== SOURCE MATERIAL ==
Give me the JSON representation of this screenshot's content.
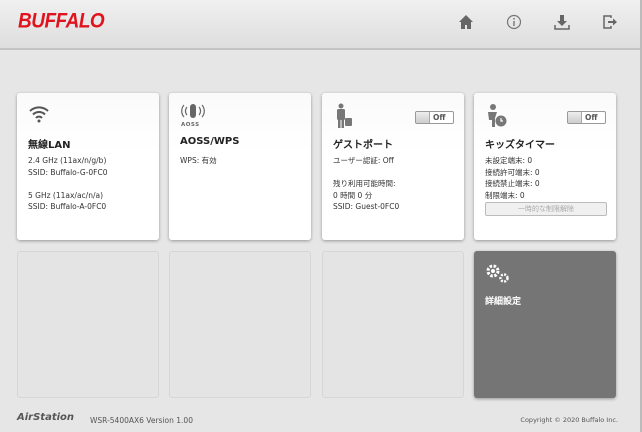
{
  "header": {
    "logo": "BUFFALO",
    "icons": [
      "home-icon",
      "info-icon",
      "download-icon",
      "logout-icon"
    ]
  },
  "cards": {
    "wireless": {
      "title": "無線LAN",
      "text": "2.4 GHz (11ax/n/g/b)\nSSID: Buffalo-G-0FC0\n\n5 GHz (11ax/ac/n/a)\nSSID: Buffalo-A-0FC0"
    },
    "aoss": {
      "title": "AOSS/WPS",
      "icon_label": "AOSS",
      "text": "WPS: 有効"
    },
    "guest": {
      "title": "ゲストポート",
      "toggle": "Off",
      "text": "ユーザー認証: Off\n\n残り利用可能時間:\n0 時間 0 分\nSSID: Guest-0FC0"
    },
    "kids": {
      "title": "キッズタイマー",
      "toggle": "Off",
      "text": "未設定端末: 0\n接続許可端末: 0\n接続禁止端末: 0\n制限端末: 0",
      "button": "一時的な制限解除"
    },
    "advanced": {
      "title": "詳細設定"
    }
  },
  "footer": {
    "brand": "AirStation",
    "version": "WSR-5400AX6 Version 1.00",
    "copyright": "Copyright © 2020 Buffalo Inc."
  }
}
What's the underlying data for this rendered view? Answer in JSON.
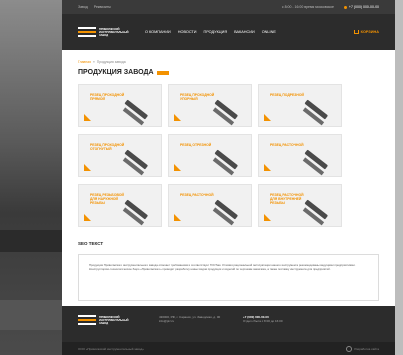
{
  "topbar": {
    "links": [
      "Завод",
      "Реквизиты"
    ],
    "hours": "с 8:00 - 16:00 время московское",
    "phone": "+7 (000) 000-00-00"
  },
  "header": {
    "logo_text": "ПРИВОЛЖСКИЙ ИНСТРУМЕНТАЛЬНЫЙ ЗАВОД",
    "nav": [
      "О КОМПАНИИ",
      "НОВОСТИ",
      "ПРОДУКЦИЯ",
      "ВАКАНСИИ",
      "ONLINE"
    ],
    "cart_label": "КОРЗИНА"
  },
  "breadcrumb": {
    "home": "Главная",
    "separator": "»",
    "current": "Продукция завода"
  },
  "page_title": "ПРОДУКЦИЯ ЗАВОДА",
  "products": [
    {
      "label": "РЕЗЕЦ ПРОХОДНОЙ ПРЯМОЙ"
    },
    {
      "label": "РЕЗЕЦ ПРОХОДНОЙ УПОРНЫЙ"
    },
    {
      "label": "РЕЗЕЦ ПОДРЕЗНОЙ"
    },
    {
      "label": "РЕЗЕЦ ПРОХОДНОЙ ОТОГНУТЫЙ"
    },
    {
      "label": "РЕЗЕЦ ОТРЕЗНОЙ"
    },
    {
      "label": "РЕЗЕЦ РАСТОЧНОЙ"
    },
    {
      "label": "РЕЗЕЦ РЕЗЬБОВОЙ ДЛЯ НАРУЖНОЙ РЕЗЬБЫ"
    },
    {
      "label": "РЕЗЕЦ РАСТОЧНОЙ"
    },
    {
      "label": "РЕЗЕЦ РАСТОЧНОЙ ДЛЯ ВНУТРЕННЕЙ РЕЗЬБЫ"
    }
  ],
  "seo": {
    "title": "SEO ТЕКСТ",
    "text": "Продукция Приволжского инструментального завода отвечает требованиям и соответствует ГОСТам. Условия рациональной эксплуатации нашего инструмента рекомендованы ведущими предприятиями. Конструкторско-технологическое бюро «Приволжского» проводит разработку новых видов продукции и изделий по чертежам заказчика, а также поставку инструмента для предприятий."
  },
  "footer": {
    "logo_text": "ПРИВОЛЖСКИЙ ИНСТРУМЕНТАЛЬНЫЙ ЗАВОД",
    "address": "430000, РФ, г. Саранск, ул. Заводская, д. 00",
    "email": "info@piz.ru",
    "phone": "+7 (000) 000-00-00",
    "hours": "Отдел сбыта с 8:00 до 16:00",
    "copyright": "ООО «Приволжский инструментальный завод»",
    "developer": "Разработка сайта"
  },
  "colors": {
    "accent": "#f39200",
    "dark": "#2c2c2c"
  }
}
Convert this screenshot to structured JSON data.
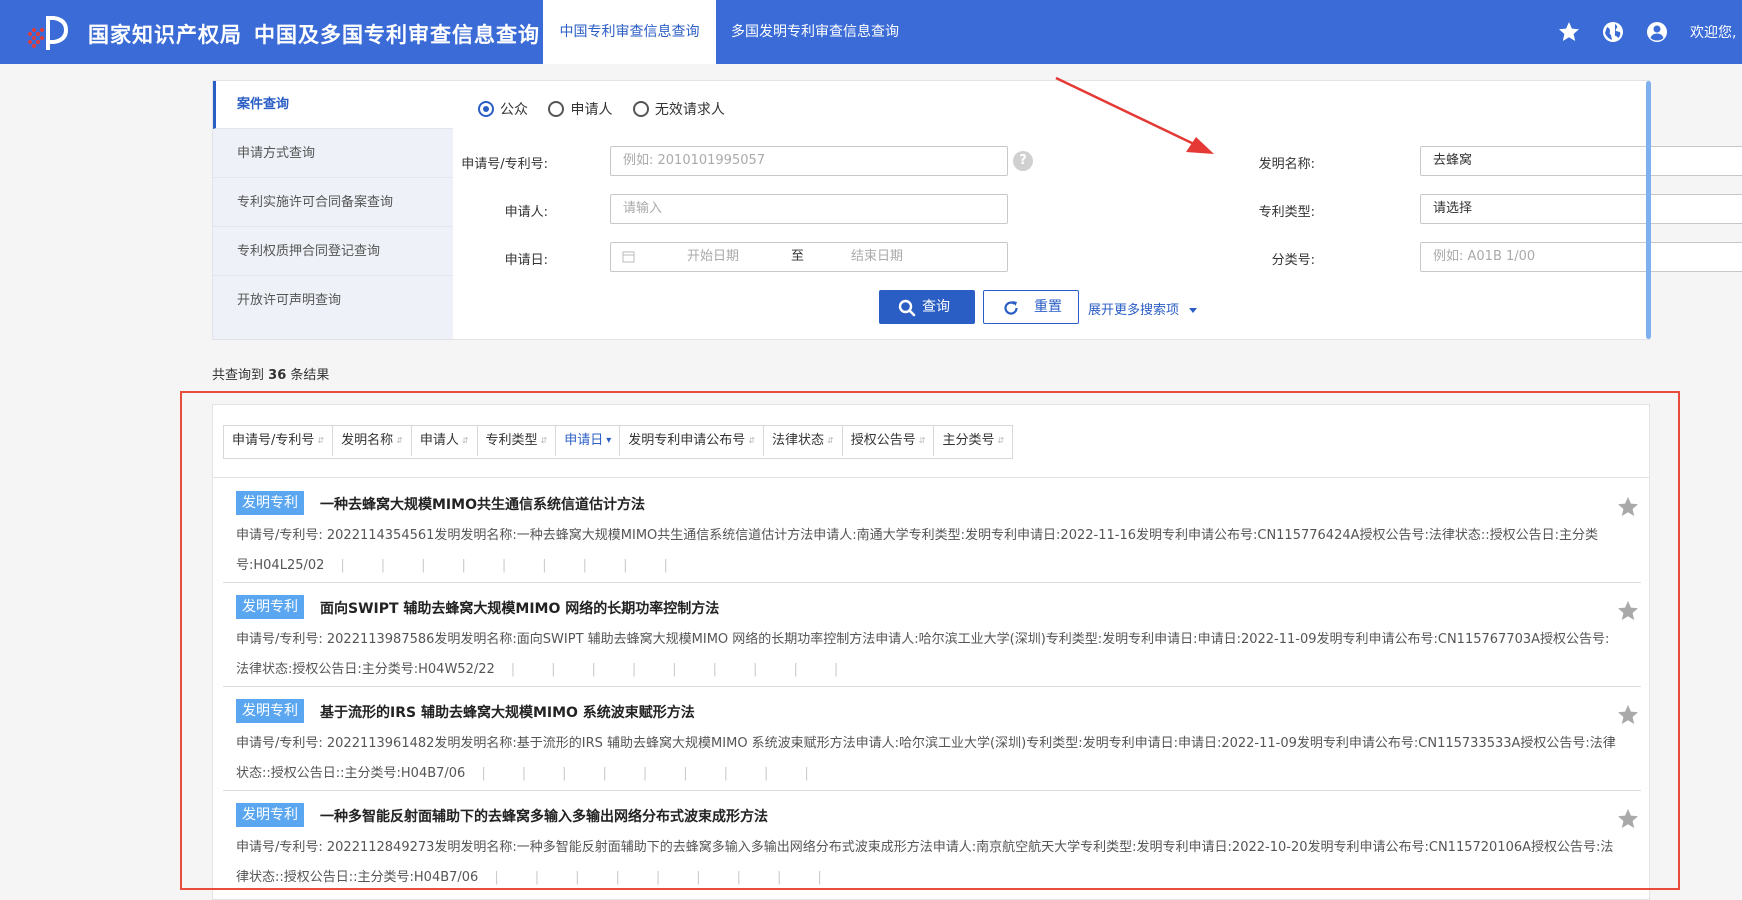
{
  "header": {
    "org_name": "国家知识产权局",
    "site_name": "中国及多国专利审查信息查询",
    "tabs": [
      "中国专利审查信息查询",
      "多国发明专利审查信息查询"
    ],
    "welcome": "欢迎您,",
    "icons": [
      "star-icon",
      "globe-icon",
      "user-icon"
    ],
    "brand_color": "#3a6bd6"
  },
  "side_menu": [
    "案件查询",
    "申请方式查询",
    "专利实施许可合同备案查询",
    "专利权质押合同登记查询",
    "开放许可声明查询"
  ],
  "search": {
    "roles": [
      {
        "label": "公众",
        "selected": true
      },
      {
        "label": "申请人",
        "selected": false
      },
      {
        "label": "无效请求人",
        "selected": false
      }
    ],
    "app_no_label": "申请号/专利号:",
    "app_no_placeholder": "例如: 2010101995057",
    "applicant_label": "申请人:",
    "applicant_placeholder": "请输入",
    "date_label": "申请日:",
    "date_start": "开始日期",
    "date_to": "至",
    "date_end": "结束日期",
    "invention_label": "发明名称:",
    "invention_value": "去蜂窝",
    "type_label": "专利类型:",
    "type_value": "请选择",
    "class_label": "分类号:",
    "class_placeholder": "例如:  A01B 1/00",
    "query_btn": "查询",
    "reset_btn": "重置",
    "more_link": "展开更多搜索项"
  },
  "results": {
    "count_prefix": "共查询到",
    "count": "36",
    "count_suffix": "条结果",
    "sort_columns": [
      {
        "label": "申请号/专利号",
        "active": false
      },
      {
        "label": "发明名称",
        "active": false
      },
      {
        "label": "申请人",
        "active": false
      },
      {
        "label": "专利类型",
        "active": false
      },
      {
        "label": "申请日",
        "active": true
      },
      {
        "label": "发明专利申请公布号",
        "active": false
      },
      {
        "label": "法律状态",
        "active": false
      },
      {
        "label": "授权公告号",
        "active": false
      },
      {
        "label": "主分类号",
        "active": false
      }
    ],
    "items": [
      {
        "tag": "发明专利",
        "title": "一种去蜂窝大规模MIMO共生通信系统信道估计方法",
        "desc": "申请号/专利号:  2022114354561发明发明名称:一种去蜂窝大规模MIMO共生通信系统信道估计方法申请人:南通大学专利类型:发明专利申请日:2022-11-16发明专利申请公布号:CN115776424A授权公告号:法律状态::授权公告日:主分类号:H04L25/02"
      },
      {
        "tag": "发明专利",
        "title": "面向SWIPT 辅助去蜂窝大规模MIMO 网络的长期功率控制方法",
        "desc": "申请号/专利号:  2022113987586发明发明名称:面向SWIPT 辅助去蜂窝大规模MIMO 网络的长期功率控制方法申请人:哈尔滨工业大学(深圳)专利类型:发明专利申请日:申请日:2022-11-09发明专利申请公布号:CN115767703A授权公告号:法律状态:授权公告日:主分类号:H04W52/22"
      },
      {
        "tag": "发明专利",
        "title": "基于流形的IRS 辅助去蜂窝大规模MIMO 系统波束赋形方法",
        "desc": "申请号/专利号:  2022113961482发明发明名称:基于流形的IRS 辅助去蜂窝大规模MIMO 系统波束赋形方法申请人:哈尔滨工业大学(深圳)专利类型:发明专利申请日:申请日:2022-11-09发明专利申请公布号:CN115733533A授权公告号:法律状态::授权公告日::主分类号:H04B7/06"
      },
      {
        "tag": "发明专利",
        "title": "一种多智能反射面辅助下的去蜂窝多输入多输出网络分布式波束成形方法",
        "desc": "申请号/专利号:  2022112849273发明发明名称:一种多智能反射面辅助下的去蜂窝多输入多输出网络分布式波束成形方法申请人:南京航空航天大学专利类型:发明专利申请日:2022-10-20发明专利申请公布号:CN115720106A授权公告号:法律状态::授权公告日::主分类号:H04B7/06"
      }
    ]
  },
  "annotation_colors": {
    "arrow": "#e53935",
    "box": "#e74c3c"
  }
}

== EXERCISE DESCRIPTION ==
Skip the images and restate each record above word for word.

== SOLUTION FOR THIS PROBLEM ==
Give me the JSON representation of this screenshot's content.
{
  "header": {
    "logo": "BUFFALO",
    "icons": [
      "home-icon",
      "info-icon",
      "download-icon",
      "logout-icon"
    ]
  },
  "cards": {
    "wireless": {
      "title": "無線LAN",
      "text": "2.4 GHz (11ax/n/g/b)\nSSID: Buffalo-G-0FC0\n\n5 GHz (11ax/ac/n/a)\nSSID: Buffalo-A-0FC0"
    },
    "aoss": {
      "title": "AOSS/WPS",
      "icon_label": "AOSS",
      "text": "WPS: 有効"
    },
    "guest": {
      "title": "ゲストポート",
      "toggle": "Off",
      "text": "ユーザー認証: Off\n\n残り利用可能時間:\n0 時間 0 分\nSSID: Guest-0FC0"
    },
    "kids": {
      "title": "キッズタイマー",
      "toggle": "Off",
      "text": "未設定端末: 0\n接続許可端末: 0\n接続禁止端末: 0\n制限端末: 0",
      "button": "一時的な制限解除"
    },
    "advanced": {
      "title": "詳細設定"
    }
  },
  "footer": {
    "brand": "AirStation",
    "version": "WSR-5400AX6 Version 1.00",
    "copyright": "Copyright © 2020 Buffalo Inc."
  }
}
What's the underlying data for this rendered view? Answer in JSON.
{
  "topbar": {
    "links": [
      "Завод",
      "Реквизиты"
    ],
    "hours": "с 8:00 - 16:00 время московское",
    "phone": "+7 (000) 000-00-00"
  },
  "header": {
    "logo_text": "ПРИВОЛЖСКИЙ ИНСТРУМЕНТАЛЬНЫЙ ЗАВОД",
    "nav": [
      "О КОМПАНИИ",
      "НОВОСТИ",
      "ПРОДУКЦИЯ",
      "ВАКАНСИИ",
      "ONLINE"
    ],
    "cart_label": "КОРЗИНА"
  },
  "breadcrumb": {
    "home": "Главная",
    "separator": "»",
    "current": "Продукция завода"
  },
  "page_title": "ПРОДУКЦИЯ ЗАВОДА",
  "products": [
    {
      "label": "РЕЗЕЦ ПРОХОДНОЙ ПРЯМОЙ"
    },
    {
      "label": "РЕЗЕЦ ПРОХОДНОЙ УПОРНЫЙ"
    },
    {
      "label": "РЕЗЕЦ ПОДРЕЗНОЙ"
    },
    {
      "label": "РЕЗЕЦ ПРОХОДНОЙ ОТОГНУТЫЙ"
    },
    {
      "label": "РЕЗЕЦ ОТРЕЗНОЙ"
    },
    {
      "label": "РЕЗЕЦ РАСТОЧНОЙ"
    },
    {
      "label": "РЕЗЕЦ РЕЗЬБОВОЙ ДЛЯ НАРУЖНОЙ РЕЗЬБЫ"
    },
    {
      "label": "РЕЗЕЦ РАСТОЧНОЙ"
    },
    {
      "label": "РЕЗЕЦ РАСТОЧНОЙ ДЛЯ ВНУТРЕННЕЙ РЕЗЬБЫ"
    }
  ],
  "seo": {
    "title": "SEO ТЕКСТ",
    "text": "Продукция Приволжского инструментального завода отвечает требованиям и соответствует ГОСТам. Условия рациональной эксплуатации нашего инструмента рекомендованы ведущими предприятиями. Конструкторско-технологическое бюро «Приволжского» проводит разработку новых видов продукции и изделий по чертежам заказчика, а также поставку инструмента для предприятий."
  },
  "footer": {
    "logo_text": "ПРИВОЛЖСКИЙ ИНСТРУМЕНТАЛЬНЫЙ ЗАВОД",
    "address": "430000, РФ, г. Саранск, ул. Заводская, д. 00",
    "email": "info@piz.ru",
    "phone": "+7 (000) 000-00-00",
    "hours": "Отдел сбыта с 8:00 до 16:00",
    "copyright": "ООО «Приволжский инструментальный завод»",
    "developer": "Разработка сайта"
  },
  "colors": {
    "accent": "#f39200",
    "dark": "#2c2c2c"
  }
}
Convert this screenshot to structured JSON data.
{
  "header": {
    "org_name": "国家知识产权局",
    "site_name": "中国及多国专利审查信息查询",
    "tabs": [
      "中国专利审查信息查询",
      "多国发明专利审查信息查询"
    ],
    "welcome": "欢迎您,",
    "icons": [
      "star-icon",
      "globe-icon",
      "user-icon"
    ],
    "brand_color": "#3a6bd6"
  },
  "side_menu": [
    "案件查询",
    "申请方式查询",
    "专利实施许可合同备案查询",
    "专利权质押合同登记查询",
    "开放许可声明查询"
  ],
  "search": {
    "roles": [
      {
        "label": "公众",
        "selected": true
      },
      {
        "label": "申请人",
        "selected": false
      },
      {
        "label": "无效请求人",
        "selected": false
      }
    ],
    "app_no_label": "申请号/专利号:",
    "app_no_placeholder": "例如: 2010101995057",
    "applicant_label": "申请人:",
    "applicant_placeholder": "请输入",
    "date_label": "申请日:",
    "date_start": "开始日期",
    "date_to": "至",
    "date_end": "结束日期",
    "invention_label": "发明名称:",
    "invention_value": "去蜂窝",
    "type_label": "专利类型:",
    "type_value": "请选择",
    "class_label": "分类号:",
    "class_placeholder": "例如:  A01B 1/00",
    "query_btn": "查询",
    "reset_btn": "重置",
    "more_link": "展开更多搜索项"
  },
  "results": {
    "count_prefix": "共查询到",
    "count": "36",
    "count_suffix": "条结果",
    "sort_columns": [
      {
        "label": "申请号/专利号",
        "active": false
      },
      {
        "label": "发明名称",
        "active": false
      },
      {
        "label": "申请人",
        "active": false
      },
      {
        "label": "专利类型",
        "active": false
      },
      {
        "label": "申请日",
        "active": true
      },
      {
        "label": "发明专利申请公布号",
        "active": false
      },
      {
        "label": "法律状态",
        "active": false
      },
      {
        "label": "授权公告号",
        "active": false
      },
      {
        "label": "主分类号",
        "active": false
      }
    ],
    "items": [
      {
        "tag": "发明专利",
        "title": "一种去蜂窝大规模MIMO共生通信系统信道估计方法",
        "desc": "申请号/专利号:  2022114354561发明发明名称:一种去蜂窝大规模MIMO共生通信系统信道估计方法申请人:南通大学专利类型:发明专利申请日:2022-11-16发明专利申请公布号:CN115776424A授权公告号:法律状态::授权公告日:主分类号:H04L25/02"
      },
      {
        "tag": "发明专利",
        "title": "面向SWIPT 辅助去蜂窝大规模MIMO 网络的长期功率控制方法",
        "desc": "申请号/专利号:  2022113987586发明发明名称:面向SWIPT 辅助去蜂窝大规模MIMO 网络的长期功率控制方法申请人:哈尔滨工业大学(深圳)专利类型:发明专利申请日:申请日:2022-11-09发明专利申请公布号:CN115767703A授权公告号:法律状态:授权公告日:主分类号:H04W52/22"
      },
      {
        "tag": "发明专利",
        "title": "基于流形的IRS 辅助去蜂窝大规模MIMO 系统波束赋形方法",
        "desc": "申请号/专利号:  2022113961482发明发明名称:基于流形的IRS 辅助去蜂窝大规模MIMO 系统波束赋形方法申请人:哈尔滨工业大学(深圳)专利类型:发明专利申请日:申请日:2022-11-09发明专利申请公布号:CN115733533A授权公告号:法律状态::授权公告日::主分类号:H04B7/06"
      },
      {
        "tag": "发明专利",
        "title": "一种多智能反射面辅助下的去蜂窝多输入多输出网络分布式波束成形方法",
        "desc": "申请号/专利号:  2022112849273发明发明名称:一种多智能反射面辅助下的去蜂窝多输入多输出网络分布式波束成形方法申请人:南京航空航天大学专利类型:发明专利申请日:2022-10-20发明专利申请公布号:CN115720106A授权公告号:法律状态::授权公告日::主分类号:H04B7/06"
      }
    ]
  },
  "annotation_colors": {
    "arrow": "#e53935",
    "box": "#e74c3c"
  }
}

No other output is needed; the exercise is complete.